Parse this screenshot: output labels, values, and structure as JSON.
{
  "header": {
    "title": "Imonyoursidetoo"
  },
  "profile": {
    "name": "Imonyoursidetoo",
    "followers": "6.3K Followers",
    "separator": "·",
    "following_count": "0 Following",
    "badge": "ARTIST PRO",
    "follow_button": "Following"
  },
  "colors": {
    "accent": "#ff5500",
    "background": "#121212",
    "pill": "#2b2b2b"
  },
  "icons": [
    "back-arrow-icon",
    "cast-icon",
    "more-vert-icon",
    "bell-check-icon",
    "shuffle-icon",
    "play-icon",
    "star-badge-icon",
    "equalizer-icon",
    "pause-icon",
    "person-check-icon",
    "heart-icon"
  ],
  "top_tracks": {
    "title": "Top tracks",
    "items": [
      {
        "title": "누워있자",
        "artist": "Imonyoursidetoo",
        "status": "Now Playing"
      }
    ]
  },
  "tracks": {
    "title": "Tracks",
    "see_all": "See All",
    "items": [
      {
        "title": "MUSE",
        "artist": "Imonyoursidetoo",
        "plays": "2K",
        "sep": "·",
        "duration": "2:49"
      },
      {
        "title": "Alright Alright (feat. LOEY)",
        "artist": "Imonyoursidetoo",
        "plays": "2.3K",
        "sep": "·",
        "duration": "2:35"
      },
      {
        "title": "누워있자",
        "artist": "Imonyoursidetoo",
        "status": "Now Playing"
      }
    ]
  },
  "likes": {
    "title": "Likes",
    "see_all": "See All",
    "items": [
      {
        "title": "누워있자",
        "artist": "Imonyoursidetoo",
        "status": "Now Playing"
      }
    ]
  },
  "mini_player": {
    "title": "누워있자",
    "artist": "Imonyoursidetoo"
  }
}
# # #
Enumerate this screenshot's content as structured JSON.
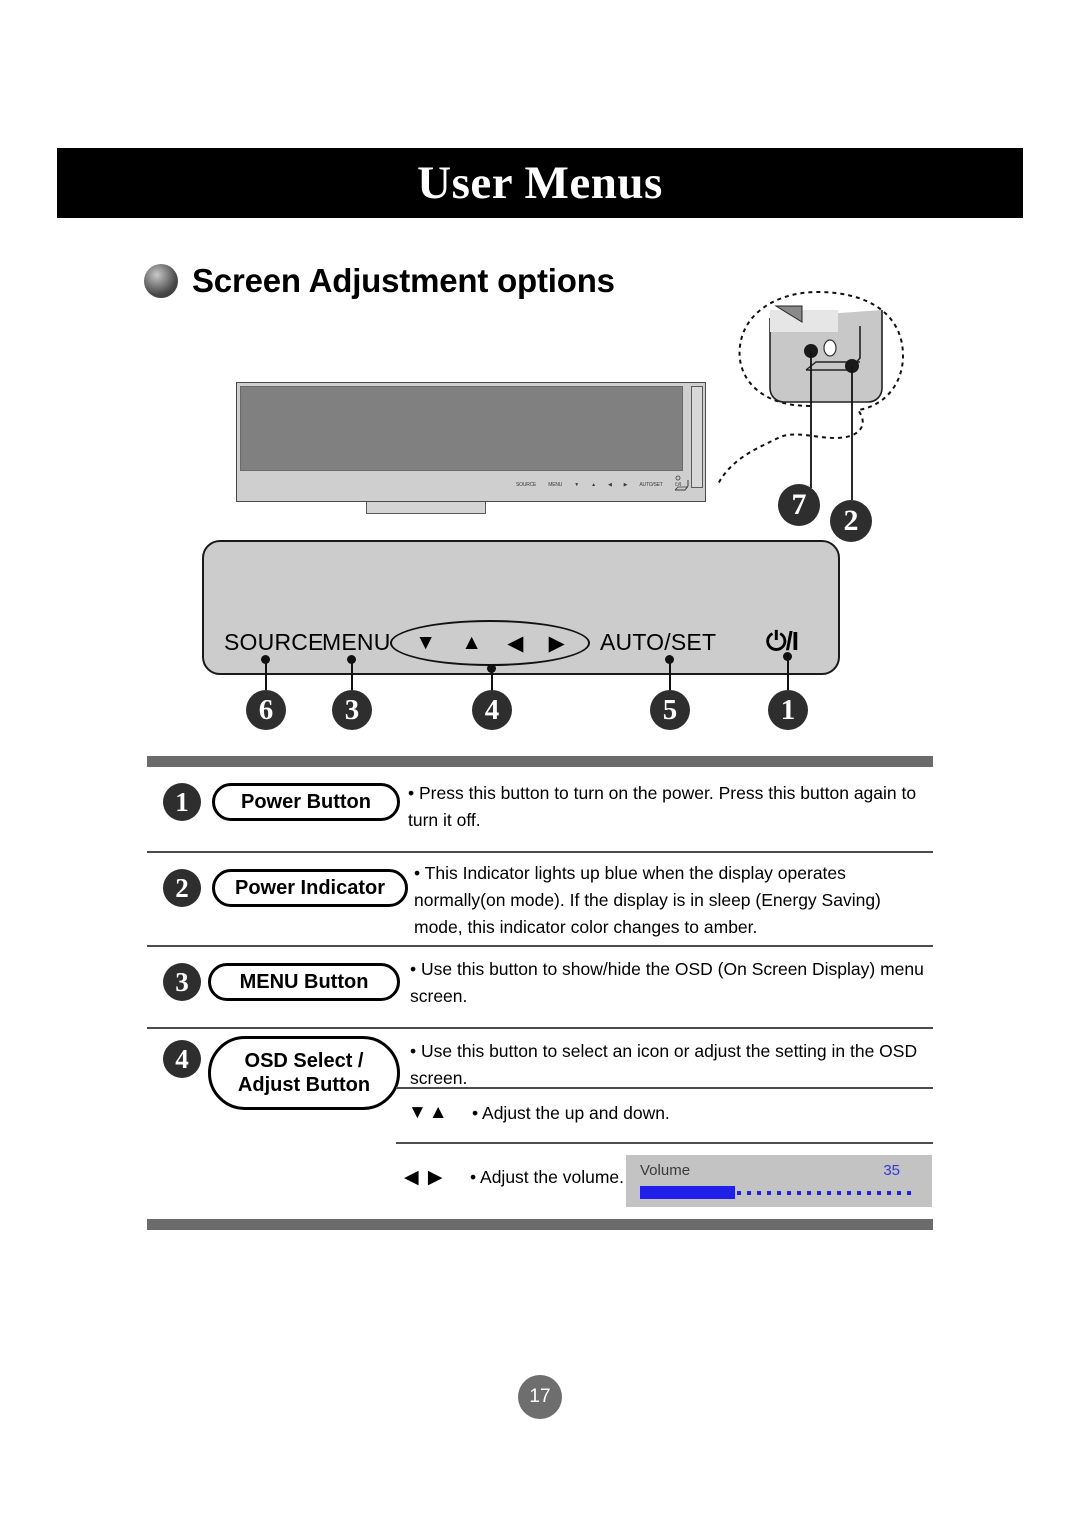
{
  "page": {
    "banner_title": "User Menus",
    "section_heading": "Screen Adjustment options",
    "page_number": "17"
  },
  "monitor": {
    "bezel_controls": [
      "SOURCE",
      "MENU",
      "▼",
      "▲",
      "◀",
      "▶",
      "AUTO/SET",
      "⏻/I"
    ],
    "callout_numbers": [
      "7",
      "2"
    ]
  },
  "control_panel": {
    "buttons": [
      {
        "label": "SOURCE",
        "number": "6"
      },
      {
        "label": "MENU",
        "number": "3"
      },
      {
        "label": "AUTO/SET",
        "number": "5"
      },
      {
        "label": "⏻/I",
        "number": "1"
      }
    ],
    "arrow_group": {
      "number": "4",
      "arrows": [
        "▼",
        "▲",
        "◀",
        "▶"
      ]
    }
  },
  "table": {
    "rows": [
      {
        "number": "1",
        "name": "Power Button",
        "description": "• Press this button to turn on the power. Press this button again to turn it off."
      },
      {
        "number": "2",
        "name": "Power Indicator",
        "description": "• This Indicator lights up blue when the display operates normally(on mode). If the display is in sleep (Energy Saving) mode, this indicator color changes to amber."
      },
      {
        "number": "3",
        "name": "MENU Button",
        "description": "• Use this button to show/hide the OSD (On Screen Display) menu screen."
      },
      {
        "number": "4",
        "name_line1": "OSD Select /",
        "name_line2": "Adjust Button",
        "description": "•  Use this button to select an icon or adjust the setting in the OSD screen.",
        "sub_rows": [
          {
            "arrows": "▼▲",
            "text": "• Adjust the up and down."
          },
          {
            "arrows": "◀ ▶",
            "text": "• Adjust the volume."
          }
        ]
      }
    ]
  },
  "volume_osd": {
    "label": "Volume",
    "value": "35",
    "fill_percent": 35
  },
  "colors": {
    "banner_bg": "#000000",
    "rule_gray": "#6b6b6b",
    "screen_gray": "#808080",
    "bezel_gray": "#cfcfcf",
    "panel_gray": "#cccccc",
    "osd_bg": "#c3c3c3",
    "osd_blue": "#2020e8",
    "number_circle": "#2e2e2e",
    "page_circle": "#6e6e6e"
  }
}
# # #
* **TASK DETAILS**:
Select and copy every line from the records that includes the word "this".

* **WRITTEN ANSWER**:
Parse this screenshot: output labels, values, and structure as JSON.
Enumerate this screenshot's content as structured JSON.
        "description": "• Press this button to turn on the power. Press this button again to turn it off."
        "description": "• This Indicator lights up blue when the display operates normally(on mode). If the display is in sleep (Energy Saving) mode, this indicator color changes to amber."
        "description": "• Use this button to show/hide the OSD (On Screen Display) menu screen."
        "description": "•  Use this button to select an icon or adjust the setting in the OSD screen.",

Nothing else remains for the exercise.